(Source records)
=====

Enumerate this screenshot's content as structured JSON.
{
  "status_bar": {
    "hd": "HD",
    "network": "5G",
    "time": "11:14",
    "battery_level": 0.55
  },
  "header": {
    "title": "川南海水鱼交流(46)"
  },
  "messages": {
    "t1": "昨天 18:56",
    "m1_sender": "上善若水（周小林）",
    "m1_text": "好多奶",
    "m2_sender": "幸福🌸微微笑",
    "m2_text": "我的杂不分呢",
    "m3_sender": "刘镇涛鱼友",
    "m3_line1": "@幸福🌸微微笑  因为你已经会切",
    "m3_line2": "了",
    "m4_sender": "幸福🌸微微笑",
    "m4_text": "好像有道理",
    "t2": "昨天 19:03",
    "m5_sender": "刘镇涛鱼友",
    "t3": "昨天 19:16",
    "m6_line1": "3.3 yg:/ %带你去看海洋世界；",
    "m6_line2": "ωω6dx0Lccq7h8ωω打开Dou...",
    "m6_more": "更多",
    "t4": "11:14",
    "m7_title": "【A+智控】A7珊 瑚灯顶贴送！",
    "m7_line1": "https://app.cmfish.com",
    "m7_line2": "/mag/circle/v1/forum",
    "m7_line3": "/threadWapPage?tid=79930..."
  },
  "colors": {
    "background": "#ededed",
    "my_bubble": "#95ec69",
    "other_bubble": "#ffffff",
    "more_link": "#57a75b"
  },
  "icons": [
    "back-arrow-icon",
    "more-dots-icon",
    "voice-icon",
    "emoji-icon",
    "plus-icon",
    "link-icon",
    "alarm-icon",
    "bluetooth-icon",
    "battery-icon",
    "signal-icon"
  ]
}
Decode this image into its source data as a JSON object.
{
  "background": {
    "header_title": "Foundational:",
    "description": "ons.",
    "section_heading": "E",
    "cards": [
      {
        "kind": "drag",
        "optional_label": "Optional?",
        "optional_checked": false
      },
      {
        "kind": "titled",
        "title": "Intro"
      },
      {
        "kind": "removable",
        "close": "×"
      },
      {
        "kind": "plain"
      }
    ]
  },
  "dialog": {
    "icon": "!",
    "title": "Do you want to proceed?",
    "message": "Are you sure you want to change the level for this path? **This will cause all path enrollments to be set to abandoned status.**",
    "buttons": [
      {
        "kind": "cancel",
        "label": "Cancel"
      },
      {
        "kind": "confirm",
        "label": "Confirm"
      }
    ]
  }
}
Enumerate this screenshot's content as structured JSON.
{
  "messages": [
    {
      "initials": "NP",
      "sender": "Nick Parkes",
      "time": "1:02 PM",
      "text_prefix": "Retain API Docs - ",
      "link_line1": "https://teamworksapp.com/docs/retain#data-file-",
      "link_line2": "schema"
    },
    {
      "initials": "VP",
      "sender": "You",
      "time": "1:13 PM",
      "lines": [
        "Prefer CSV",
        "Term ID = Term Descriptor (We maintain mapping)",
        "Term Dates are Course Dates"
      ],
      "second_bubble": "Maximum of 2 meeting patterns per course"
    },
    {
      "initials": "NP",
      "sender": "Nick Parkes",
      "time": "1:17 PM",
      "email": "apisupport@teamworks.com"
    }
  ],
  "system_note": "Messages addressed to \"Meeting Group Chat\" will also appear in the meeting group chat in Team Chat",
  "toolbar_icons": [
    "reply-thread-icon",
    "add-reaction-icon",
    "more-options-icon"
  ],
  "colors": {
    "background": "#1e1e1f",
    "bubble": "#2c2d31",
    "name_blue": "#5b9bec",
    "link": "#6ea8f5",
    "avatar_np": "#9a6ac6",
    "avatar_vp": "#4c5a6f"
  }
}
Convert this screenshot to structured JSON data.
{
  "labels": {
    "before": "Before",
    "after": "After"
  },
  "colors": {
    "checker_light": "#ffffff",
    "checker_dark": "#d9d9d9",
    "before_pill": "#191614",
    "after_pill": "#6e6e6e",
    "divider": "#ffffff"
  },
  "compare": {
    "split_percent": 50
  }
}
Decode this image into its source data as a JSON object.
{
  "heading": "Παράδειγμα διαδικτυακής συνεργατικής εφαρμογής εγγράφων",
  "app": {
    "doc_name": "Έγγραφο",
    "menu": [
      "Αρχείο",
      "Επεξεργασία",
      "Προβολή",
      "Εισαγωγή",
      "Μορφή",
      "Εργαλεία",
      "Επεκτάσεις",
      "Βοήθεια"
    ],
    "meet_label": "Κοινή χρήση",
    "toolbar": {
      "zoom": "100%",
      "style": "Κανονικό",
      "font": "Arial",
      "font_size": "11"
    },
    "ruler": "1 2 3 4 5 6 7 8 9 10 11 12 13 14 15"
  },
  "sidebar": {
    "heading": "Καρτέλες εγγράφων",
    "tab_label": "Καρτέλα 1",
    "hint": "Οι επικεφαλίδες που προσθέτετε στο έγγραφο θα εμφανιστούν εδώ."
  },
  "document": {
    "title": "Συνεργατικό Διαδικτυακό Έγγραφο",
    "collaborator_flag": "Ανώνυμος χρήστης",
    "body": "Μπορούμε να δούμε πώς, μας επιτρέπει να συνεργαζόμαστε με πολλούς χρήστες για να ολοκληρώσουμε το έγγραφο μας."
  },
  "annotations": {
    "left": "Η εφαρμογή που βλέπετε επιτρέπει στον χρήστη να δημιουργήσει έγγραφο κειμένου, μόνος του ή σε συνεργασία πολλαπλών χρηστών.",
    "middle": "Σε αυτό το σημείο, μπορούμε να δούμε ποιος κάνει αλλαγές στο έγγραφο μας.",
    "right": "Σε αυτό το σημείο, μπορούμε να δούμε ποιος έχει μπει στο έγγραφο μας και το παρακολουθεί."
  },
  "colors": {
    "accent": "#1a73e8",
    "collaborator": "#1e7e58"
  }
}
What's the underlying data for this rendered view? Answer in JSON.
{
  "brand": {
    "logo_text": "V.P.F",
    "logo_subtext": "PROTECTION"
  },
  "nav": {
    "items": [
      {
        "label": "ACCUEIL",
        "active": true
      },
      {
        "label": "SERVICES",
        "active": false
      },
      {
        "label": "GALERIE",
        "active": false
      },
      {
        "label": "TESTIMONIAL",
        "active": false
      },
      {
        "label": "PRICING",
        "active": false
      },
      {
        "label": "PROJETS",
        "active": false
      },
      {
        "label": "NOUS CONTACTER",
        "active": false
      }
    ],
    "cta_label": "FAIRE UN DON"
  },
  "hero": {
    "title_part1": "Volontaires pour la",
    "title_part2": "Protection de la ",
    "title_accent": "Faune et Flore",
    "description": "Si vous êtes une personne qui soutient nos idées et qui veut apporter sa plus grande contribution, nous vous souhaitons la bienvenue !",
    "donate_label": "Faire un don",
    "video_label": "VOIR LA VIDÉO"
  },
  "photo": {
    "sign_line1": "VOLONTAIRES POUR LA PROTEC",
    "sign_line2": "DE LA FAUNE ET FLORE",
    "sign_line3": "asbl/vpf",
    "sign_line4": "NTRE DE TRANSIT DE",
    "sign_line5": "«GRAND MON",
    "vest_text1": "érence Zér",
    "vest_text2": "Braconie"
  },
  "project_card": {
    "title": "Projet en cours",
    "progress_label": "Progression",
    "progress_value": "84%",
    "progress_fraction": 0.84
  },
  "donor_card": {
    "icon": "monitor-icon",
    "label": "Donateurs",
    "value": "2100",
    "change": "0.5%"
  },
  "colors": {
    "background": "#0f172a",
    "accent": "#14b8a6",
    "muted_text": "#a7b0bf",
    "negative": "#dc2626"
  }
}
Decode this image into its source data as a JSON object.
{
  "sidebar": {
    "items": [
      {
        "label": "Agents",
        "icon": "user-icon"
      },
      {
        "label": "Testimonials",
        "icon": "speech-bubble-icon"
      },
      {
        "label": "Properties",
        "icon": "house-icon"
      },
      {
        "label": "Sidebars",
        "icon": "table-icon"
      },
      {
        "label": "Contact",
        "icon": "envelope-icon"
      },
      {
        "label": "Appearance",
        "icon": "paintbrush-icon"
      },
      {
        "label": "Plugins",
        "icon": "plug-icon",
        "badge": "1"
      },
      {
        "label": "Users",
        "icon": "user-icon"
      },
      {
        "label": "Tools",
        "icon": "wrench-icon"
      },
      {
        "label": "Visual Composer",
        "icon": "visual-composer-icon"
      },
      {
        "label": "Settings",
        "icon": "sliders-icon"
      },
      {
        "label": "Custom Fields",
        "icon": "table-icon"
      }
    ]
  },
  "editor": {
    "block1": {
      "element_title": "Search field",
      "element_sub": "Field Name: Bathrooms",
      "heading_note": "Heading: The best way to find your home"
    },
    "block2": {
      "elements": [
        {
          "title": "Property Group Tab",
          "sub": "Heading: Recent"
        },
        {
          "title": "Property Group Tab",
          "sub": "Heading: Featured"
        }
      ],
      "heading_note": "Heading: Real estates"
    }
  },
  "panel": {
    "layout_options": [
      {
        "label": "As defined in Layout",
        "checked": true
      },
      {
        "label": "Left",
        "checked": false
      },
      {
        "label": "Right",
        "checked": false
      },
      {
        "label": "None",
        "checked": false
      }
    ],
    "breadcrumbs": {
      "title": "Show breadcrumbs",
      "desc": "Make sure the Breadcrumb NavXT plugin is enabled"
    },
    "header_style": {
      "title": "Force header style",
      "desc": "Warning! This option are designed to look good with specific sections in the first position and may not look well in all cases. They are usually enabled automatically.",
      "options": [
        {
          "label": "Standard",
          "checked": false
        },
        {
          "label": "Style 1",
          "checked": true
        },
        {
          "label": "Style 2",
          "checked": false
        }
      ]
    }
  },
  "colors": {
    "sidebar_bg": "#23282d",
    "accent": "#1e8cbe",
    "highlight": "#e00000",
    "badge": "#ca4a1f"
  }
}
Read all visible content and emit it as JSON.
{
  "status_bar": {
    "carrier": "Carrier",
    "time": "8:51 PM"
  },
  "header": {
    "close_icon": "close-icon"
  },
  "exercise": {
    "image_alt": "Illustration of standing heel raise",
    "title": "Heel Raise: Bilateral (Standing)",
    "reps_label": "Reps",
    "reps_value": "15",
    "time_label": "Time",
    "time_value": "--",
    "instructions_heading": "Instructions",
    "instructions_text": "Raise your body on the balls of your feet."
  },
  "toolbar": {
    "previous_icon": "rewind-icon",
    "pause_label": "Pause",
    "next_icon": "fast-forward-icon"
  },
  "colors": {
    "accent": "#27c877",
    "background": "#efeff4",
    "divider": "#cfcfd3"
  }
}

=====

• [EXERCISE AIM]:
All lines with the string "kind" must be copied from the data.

• [OUTPUT OF THE EXERCISE]:
        "kind": "drag",
        "kind": "titled",
        "kind": "removable",
        "kind": "plain"
        "kind": "cancel",
        "kind": "confirm",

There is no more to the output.